Don’t ask me exactly when, but I recently I read a find from a school fundraiser book sale: Mary Jo Adamson’s The Blazing Tree (Michael Merrick Mysteries). Now and then going on instinct pays off very well indeed.
The novel is in the first person voice of Michael Merrick, a young man who has been through hell: after suffering terrible losses, he became addicted to opium – which always sounds almost worse than more common modern addictions – more tempting, in a way, and more impossible to shake free. Someone, he didn’t at the time know who, plucked him out of his opium dreaming, put him in the hands of a surprising man who dragged him back to life, and plunked him down at the beginning of a path to a new life. Not an easy path, and not one Michael is grateful for, for the most part – but new, and positive.
This new life has him working as a police news reporter – not a high-paying or highly respected job, but it’s better than nightmares in an opium den. The book begins with Michael being summoned to the home of the newspaper’s editor, Jasper Quincey, an eccentric whose foibles – or some of them – are shortly explained by his fascination with the United Society of Believers in Christ’s Second Appearing, more commonly known as the Shakers. An elder of the society has come to Quincey as a friend, hoping for help finding out what is behind a series of fires that have been started in two communities, in the last of which an elderly man died. Quincey feels that Michael is the man for the job: he will go undercover in the society and investigate.
Michael is not thrilled. He decides to refuse. But … somehow … his refusal doesn’t take, and he finds himself entering into the community. And in no time at all he has fallen in love.
The main problem with falling in love with a woman of the Shaker community is that upon entering into the life one pledges to lead a life of celibacy … In order to marry, one would have to leave. And the woman Michael loves is a dedicated member of the community …
The suspects in the arsons seem to be many – including a boy Michael very much fears is the one, which would break his heart as the boy has become dear to him, as have many of the members of the community. (Others, not so much.) It’s a race – to figure out who it is before any more fires are lit, before anyone else can die. It works, very well.
And simply as a novel, it works. The love story, Michael’s story, the story of the Shakers – which was utterly fascinating, and I’d be tempted, really I would – are all woven into a really lovely book. It’s now out of print, I believe – pity – and there was only one more about Michael, but I’ll need to seek out everything Mary Jo Adamson wrote. It was that good.

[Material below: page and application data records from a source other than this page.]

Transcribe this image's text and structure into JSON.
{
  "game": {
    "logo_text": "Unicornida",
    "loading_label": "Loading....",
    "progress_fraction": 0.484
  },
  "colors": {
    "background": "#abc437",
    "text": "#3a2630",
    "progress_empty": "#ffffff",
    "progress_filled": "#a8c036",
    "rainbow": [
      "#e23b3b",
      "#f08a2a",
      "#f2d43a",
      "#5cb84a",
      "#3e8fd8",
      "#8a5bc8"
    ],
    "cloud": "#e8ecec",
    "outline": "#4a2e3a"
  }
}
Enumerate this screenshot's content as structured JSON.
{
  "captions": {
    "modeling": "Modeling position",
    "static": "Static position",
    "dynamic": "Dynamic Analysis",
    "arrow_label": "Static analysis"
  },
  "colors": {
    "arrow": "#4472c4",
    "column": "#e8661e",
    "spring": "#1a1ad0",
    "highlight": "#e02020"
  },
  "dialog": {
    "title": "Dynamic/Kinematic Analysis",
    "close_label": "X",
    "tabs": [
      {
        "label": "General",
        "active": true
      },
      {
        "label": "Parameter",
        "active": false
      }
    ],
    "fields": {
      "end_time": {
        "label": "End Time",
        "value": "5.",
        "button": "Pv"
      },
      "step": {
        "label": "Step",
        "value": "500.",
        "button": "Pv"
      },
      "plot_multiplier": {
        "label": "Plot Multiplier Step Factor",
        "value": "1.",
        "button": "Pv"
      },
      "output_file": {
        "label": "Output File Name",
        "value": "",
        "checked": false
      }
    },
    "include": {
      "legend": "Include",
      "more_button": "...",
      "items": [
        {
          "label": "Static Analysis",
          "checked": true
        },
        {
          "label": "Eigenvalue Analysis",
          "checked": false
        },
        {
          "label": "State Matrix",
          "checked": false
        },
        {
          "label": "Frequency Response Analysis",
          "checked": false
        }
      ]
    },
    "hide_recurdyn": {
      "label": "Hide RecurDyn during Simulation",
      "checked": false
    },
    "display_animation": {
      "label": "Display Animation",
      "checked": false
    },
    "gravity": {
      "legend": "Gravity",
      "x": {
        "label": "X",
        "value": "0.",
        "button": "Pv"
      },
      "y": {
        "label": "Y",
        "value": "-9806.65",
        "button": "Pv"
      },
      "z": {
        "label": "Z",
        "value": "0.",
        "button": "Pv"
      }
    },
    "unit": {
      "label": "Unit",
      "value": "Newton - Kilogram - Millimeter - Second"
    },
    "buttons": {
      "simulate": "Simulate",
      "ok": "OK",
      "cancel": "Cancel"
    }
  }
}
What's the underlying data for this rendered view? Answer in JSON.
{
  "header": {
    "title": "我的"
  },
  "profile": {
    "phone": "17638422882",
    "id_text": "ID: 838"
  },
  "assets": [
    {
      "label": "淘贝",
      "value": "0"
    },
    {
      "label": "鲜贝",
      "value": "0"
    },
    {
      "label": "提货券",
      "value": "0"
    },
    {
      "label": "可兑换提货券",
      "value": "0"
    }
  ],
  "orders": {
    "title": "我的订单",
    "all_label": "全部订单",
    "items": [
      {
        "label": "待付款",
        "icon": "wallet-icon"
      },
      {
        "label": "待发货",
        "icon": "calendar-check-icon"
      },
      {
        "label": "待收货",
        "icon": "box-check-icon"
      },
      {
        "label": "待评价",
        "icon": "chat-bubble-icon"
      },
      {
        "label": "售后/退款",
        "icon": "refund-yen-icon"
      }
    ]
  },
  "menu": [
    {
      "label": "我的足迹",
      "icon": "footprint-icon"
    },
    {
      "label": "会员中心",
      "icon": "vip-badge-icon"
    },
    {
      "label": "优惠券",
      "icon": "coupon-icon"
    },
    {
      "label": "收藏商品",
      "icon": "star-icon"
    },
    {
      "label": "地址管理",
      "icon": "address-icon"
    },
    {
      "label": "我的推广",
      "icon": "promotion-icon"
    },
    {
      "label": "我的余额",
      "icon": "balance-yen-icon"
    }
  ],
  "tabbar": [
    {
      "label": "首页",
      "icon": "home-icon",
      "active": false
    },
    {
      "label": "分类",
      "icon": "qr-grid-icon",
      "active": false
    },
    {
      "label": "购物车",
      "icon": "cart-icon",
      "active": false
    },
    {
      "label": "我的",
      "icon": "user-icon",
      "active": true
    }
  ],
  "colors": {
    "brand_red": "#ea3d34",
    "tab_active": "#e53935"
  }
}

And in the midst of the story, in the Shakers’ celebrating, they sing, and dance to, a song I learned from Judy Collins’s version: